Q&A with Director of Programming, Katherine Potter Thompson
Director of Programming for National Geographic Live! Katherine Potter Thompson might just have the best job ever: Working with the world’s most adventurous explorers to prepare them for touring to venues like Roy Thomson Hall. We sat down with her to learn about the abundance of stories, and adventures, waiting to be told, and how they go from adventure to lecture.
What is National Geographic’s history with live events?
We’ve been presenting events on stage since the National Geographic Society was founded in 1888, and explorer lectures were integral before the Magazine was even conceived of. The touring arm of NGL began 18 years ago in Seattle. We now have events in more than 35 cities in 5 countries around the world – and are still adding more.
How does NGL put together a season?
We try to align with other initiatives across Society. Who has a big story and heart-stopping media? Which grantees have made recent contribution to science? Who has had an incredible adventure? Who is being read about in the Magazine, and seen on the Channel? Who has recently published a book? Who is making a difference on the planet? Then we work to balance out the season by theme: oceans, adventure, wildlife, science, culture, exploration, etc. We offer a larger group of speakers to each partner theatre and vet the line-up with them to make sure our partners feel great about who they are putting on their stages.
What has been your experience with Toronto audiences?
Toronto audiences have been fun, curious, interested, warm and enthusiastic. From the get-go, Toronto has given the series a huge reception with sell-out audiences who keep coming back for more. Audiences are completely engaged and really enjoy themselves. Bob Poole said that Roy Thomson Hall was one of his favorite venues of his entire tour.
As you work with speakers, how do you figure out how to cut away the fantastic adventures that are no doubt overflowing in each speaker?
These are amazing individuals with larger-than-life existences, and I’m continually humbled to work with them. We work with speakers to hone their tales and build a narrative, while making sure the media we create for the big screens they stand in front of is pristine. It is perennially difficult to let some of the great stories go. But, if we let them tell the whole tale, we’d be here all night. Plus, we want to save some of the stories for their return trip.
What are some fun facts about the 2016-2017 speakers that we don’t know?
Lee Berger’s first discovery was a clavicle bone that his son Matthew found, while they were on a walk. He promises more major discoveries before he arrives in Toronto.
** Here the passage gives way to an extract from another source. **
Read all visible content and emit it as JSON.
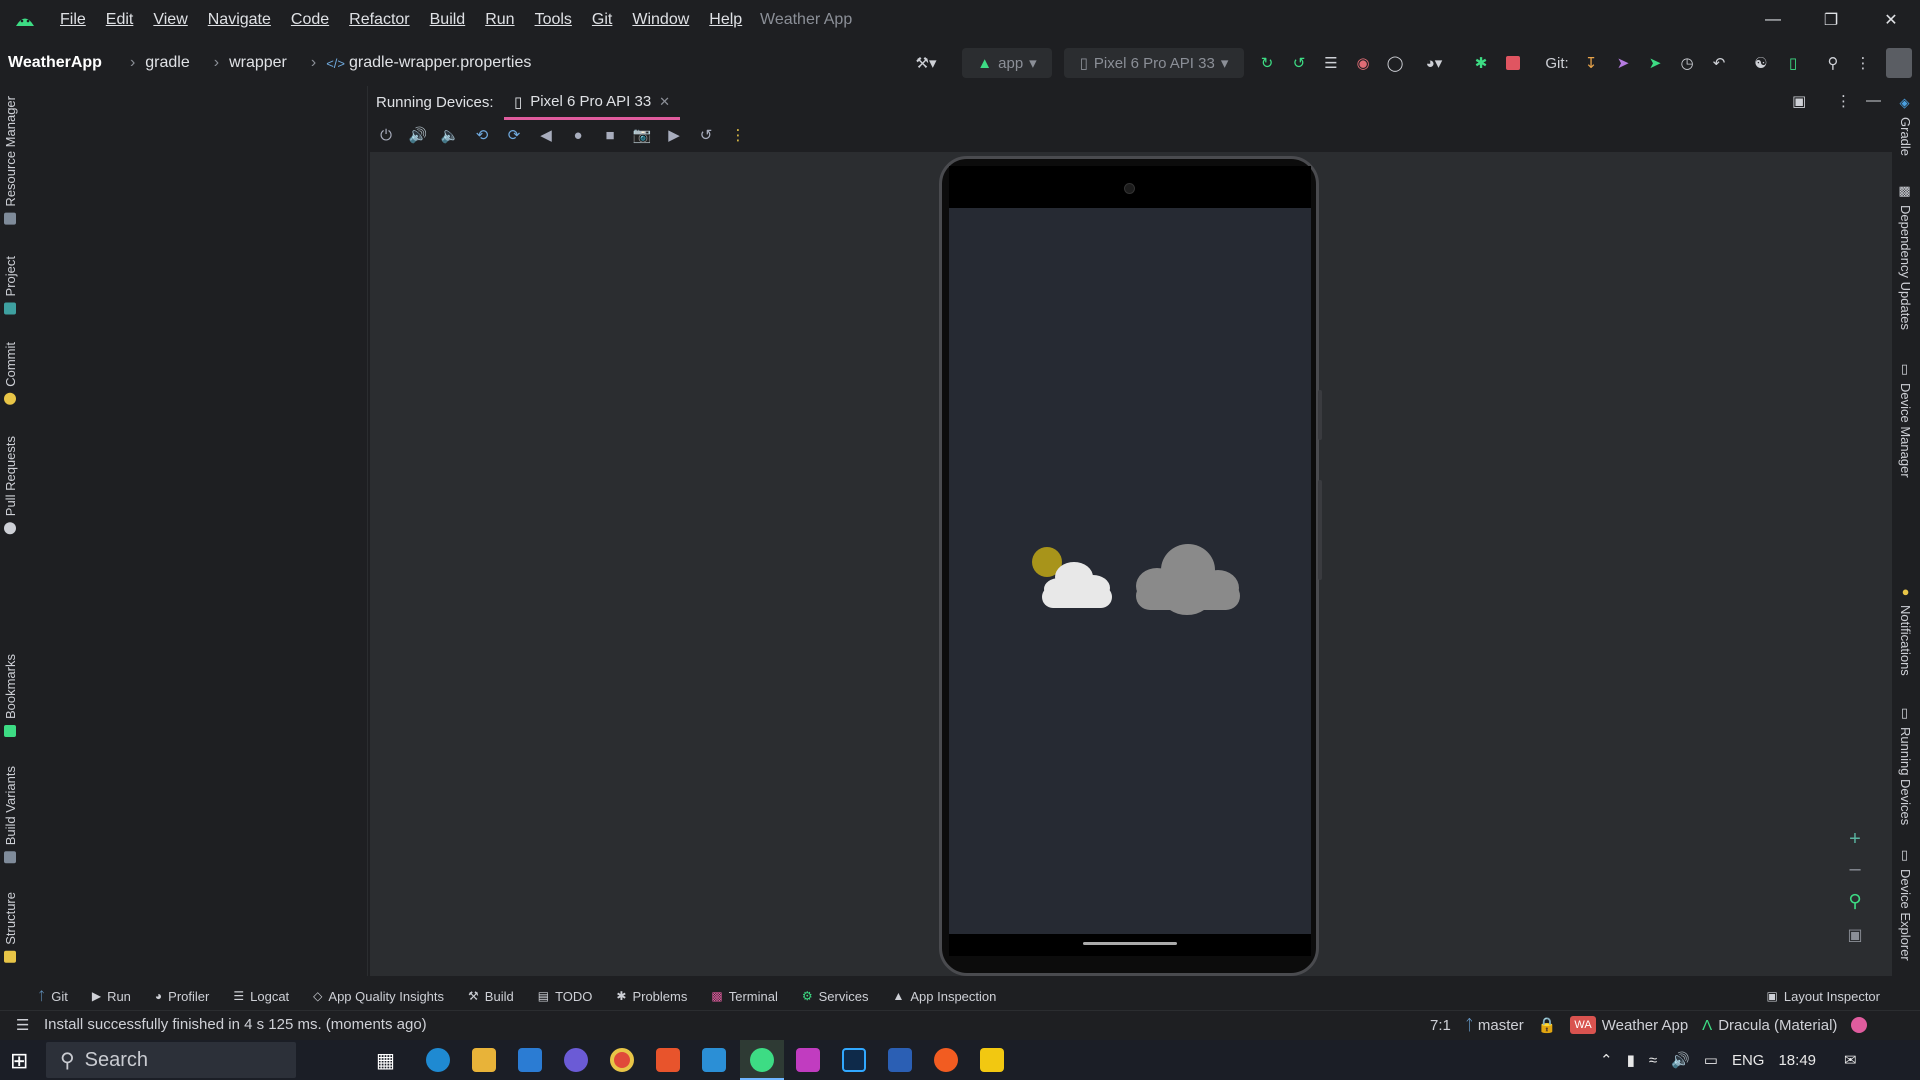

Kenny Broad is one of the funniest guys we know, but is also a deeply serious scientist. Meditation is extremely important for him – whether before he dives into underground caves, or prior to taking the stage for his presentations.
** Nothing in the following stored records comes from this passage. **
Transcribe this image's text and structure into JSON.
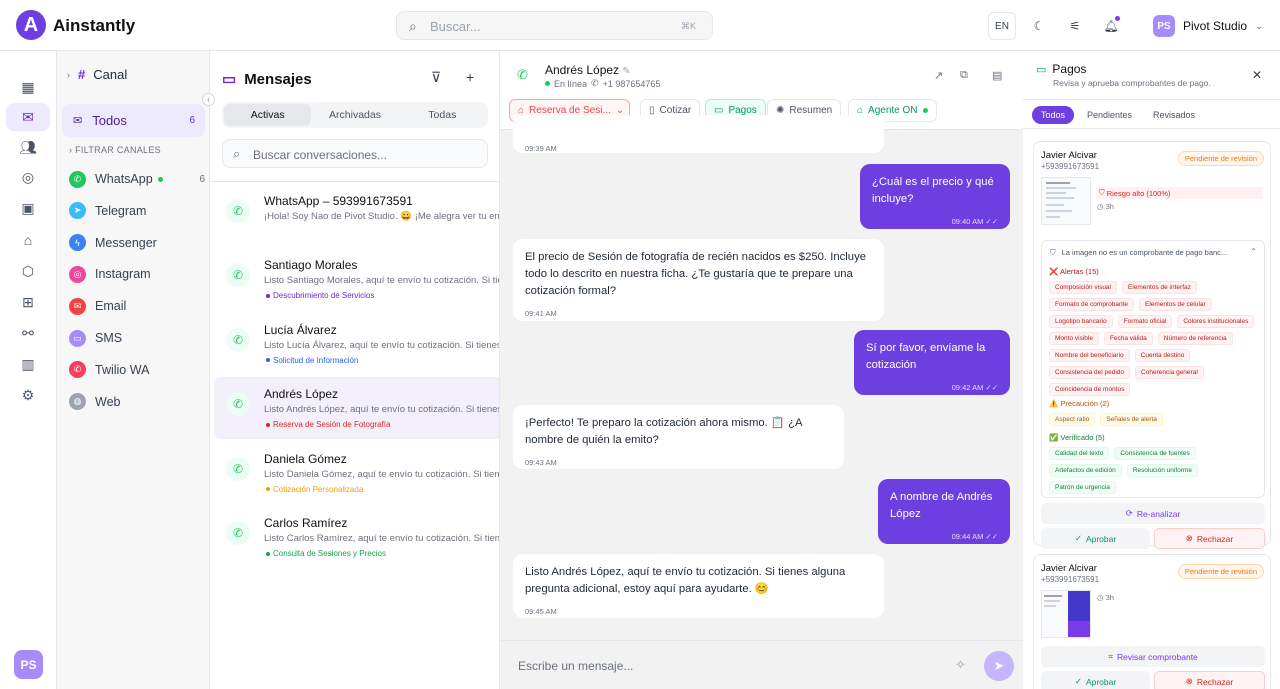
{
  "app": {
    "logo_letter": "A",
    "brand": "Ainstantly"
  },
  "topbar": {
    "search_placeholder": "Buscar...",
    "search_kbd": "⌘K",
    "lang": "EN",
    "profile_initials": "PS",
    "profile_name": "Pivot Studio"
  },
  "rail": {
    "avatar_initials": "PS"
  },
  "channels": {
    "title": "Canal",
    "all_label": "Todos",
    "all_count": "6",
    "filter_label": "FILTRAR CANALES",
    "items": [
      {
        "label": "WhatsApp",
        "count": "6",
        "color": "#22c55e",
        "glyph": "✆",
        "online": true
      },
      {
        "label": "Telegram",
        "count": "",
        "color": "#38bdf8",
        "glyph": "➤"
      },
      {
        "label": "Messenger",
        "count": "",
        "color": "#3b82f6",
        "glyph": "ϟ"
      },
      {
        "label": "Instagram",
        "count": "",
        "color": "#ec4899",
        "glyph": "◎"
      },
      {
        "label": "Email",
        "count": "",
        "color": "#ef4444",
        "glyph": "✉"
      },
      {
        "label": "SMS",
        "count": "",
        "color": "#a78bfa",
        "glyph": "▭"
      },
      {
        "label": "Twilio WA",
        "count": "",
        "color": "#f43f5e",
        "glyph": "✆"
      },
      {
        "label": "Web",
        "count": "",
        "color": "#9ca3af",
        "glyph": "◍"
      }
    ]
  },
  "conversations": {
    "title": "Mensajes",
    "tabs": [
      "Activas",
      "Archivadas",
      "Todas"
    ],
    "search_placeholder": "Buscar conversaciones...",
    "items": [
      {
        "name": "WhatsApp – 593991673591",
        "preview": "¡Hola! Soy Nao de Pivot Studio. 😀 ¡Me alegra ver tu entusiasmo",
        "tag": "",
        "tag_color": ""
      },
      {
        "name": "Santiago Morales",
        "preview": "Listo Santiago Morales, aquí te envío tu cotización. Si tienes alguna",
        "tag": "Descubrimiento de Servicios",
        "tag_color": "#6d28d9"
      },
      {
        "name": "Lucía Álvarez",
        "preview": "Listo Lucía Álvarez, aquí te envío tu cotización. Si tienes alguna",
        "tag": "Solicitud de Información",
        "tag_color": "#2563eb"
      },
      {
        "name": "Andrés López",
        "preview": "Listo Andrés López, aquí te envío tu cotización. Si tienes alguna",
        "tag": "Reserva de Sesión de Fotografía",
        "tag_color": "#dc2626"
      },
      {
        "name": "Daniela Gómez",
        "preview": "Listo Daniela Gómez, aquí te envío tu cotización. Si tienes alguna",
        "tag": "Cotización Personalizada",
        "tag_color": "#f59e0b"
      },
      {
        "name": "Carlos Ramírez",
        "preview": "Listo Carlos Ramírez, aquí te envío tu cotización. Si tienes alguna",
        "tag": "Consulta de Sesiones y Precios",
        "tag_color": "#16a34a"
      }
    ]
  },
  "chat": {
    "contact_name": "Andrés López",
    "status": "En línea",
    "phone": "+1 987654765",
    "pills": {
      "stage": "Reserva de Sesi...",
      "quote": "Cotizar",
      "payments": "Pagos",
      "summary": "Resumen",
      "agent": "Agente ON"
    },
    "messages": [
      {
        "dir": "in",
        "text": "",
        "time": "09:39 AM"
      },
      {
        "dir": "out",
        "text": "¿Cuál es el precio y qué incluye?",
        "time": "09:40 AM"
      },
      {
        "dir": "in",
        "text": "El precio de Sesión de fotografía de recién nacidos es $250. Incluye todo lo descrito en nuestra ficha. ¿Te gustaría que te prepare una cotización formal?",
        "time": "09:41 AM"
      },
      {
        "dir": "out",
        "text": "Sí por favor, envíame la cotización",
        "time": "09:42 AM"
      },
      {
        "dir": "in",
        "text": "¡Perfecto! Te preparo la cotización ahora mismo. 📋 ¿A nombre de quién la emito?",
        "time": "09:43 AM"
      },
      {
        "dir": "out",
        "text": "A nombre de Andrés López",
        "time": "09:44 AM"
      },
      {
        "dir": "in",
        "text": "Listo Andrés López, aquí te envío tu cotización. Si tienes alguna pregunta adicional, estoy aquí para ayudarte. 😊",
        "time": "09:45 AM"
      }
    ],
    "composer_placeholder": "Escribe un mensaje..."
  },
  "payments": {
    "title": "Pagos",
    "subtitle": "Revisa y aprueba comprobantes de pago.",
    "tabs": [
      "Todos",
      "Pendientes",
      "Revisados"
    ],
    "card1": {
      "name": "Javier Alcivar",
      "phone": "+593991673591",
      "status": "Pendiente de revisión",
      "risk": "Riesgo alto (100%)",
      "age": "3h",
      "analysis_title": "La imagen no es un comprobante de pago banc...",
      "alerts_title": "❌ Alertas (15)",
      "alerts": [
        "Composición visual",
        "Elementos de interfaz",
        "Formato de comprobante",
        "Elementos de celular",
        "Logotipo bancario",
        "Formato oficial",
        "Colores institucionales",
        "Monto visible",
        "Fecha válida",
        "Número de referencia",
        "Nombre del beneficiario",
        "Cuenta destino",
        "Consistencia del pedido",
        "Coherencia general",
        "Coincidencia de montos"
      ],
      "warn_title": "⚠️ Precaución (2)",
      "warnings": [
        "Aspect ratio",
        "Señales de alerta"
      ],
      "ok_title": "✅ Verificado (5)",
      "verified": [
        "Calidad del texto",
        "Consistencia de fuentes",
        "Artefactos de edición",
        "Resolución uniforme",
        "Patrón de urgencia"
      ],
      "reanalyze": "Re-analizar",
      "approve": "Aprobar",
      "reject": "Rechazar"
    },
    "card2": {
      "name": "Javier Alcivar",
      "phone": "+593991673591",
      "status": "Pendiente de revisión",
      "age": "3h",
      "review": "Revisar comprobante",
      "approve": "Aprobar",
      "reject": "Rechazar"
    }
  }
}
When Charlie Hamilton James was growing up in England, his family raised seven foxes – indoors. His eldest son wants to be a falconer.
Ami Vitale is a photography ambassador for Nikon who has a cabin in Montana. She teaches an annual “big sky” documentary workshop nearby.What’s next for NGL?
We’re exploring the incorporation of virtual reality and a closer relationship with National Geographic Channel talent. The Channel is producing bigger, more inspiring shows than ever before that can potentially become touring projects. With the strong talent and energy flowing out of National Geographic nowadays, we envision an exciting future for NGL in Toronto.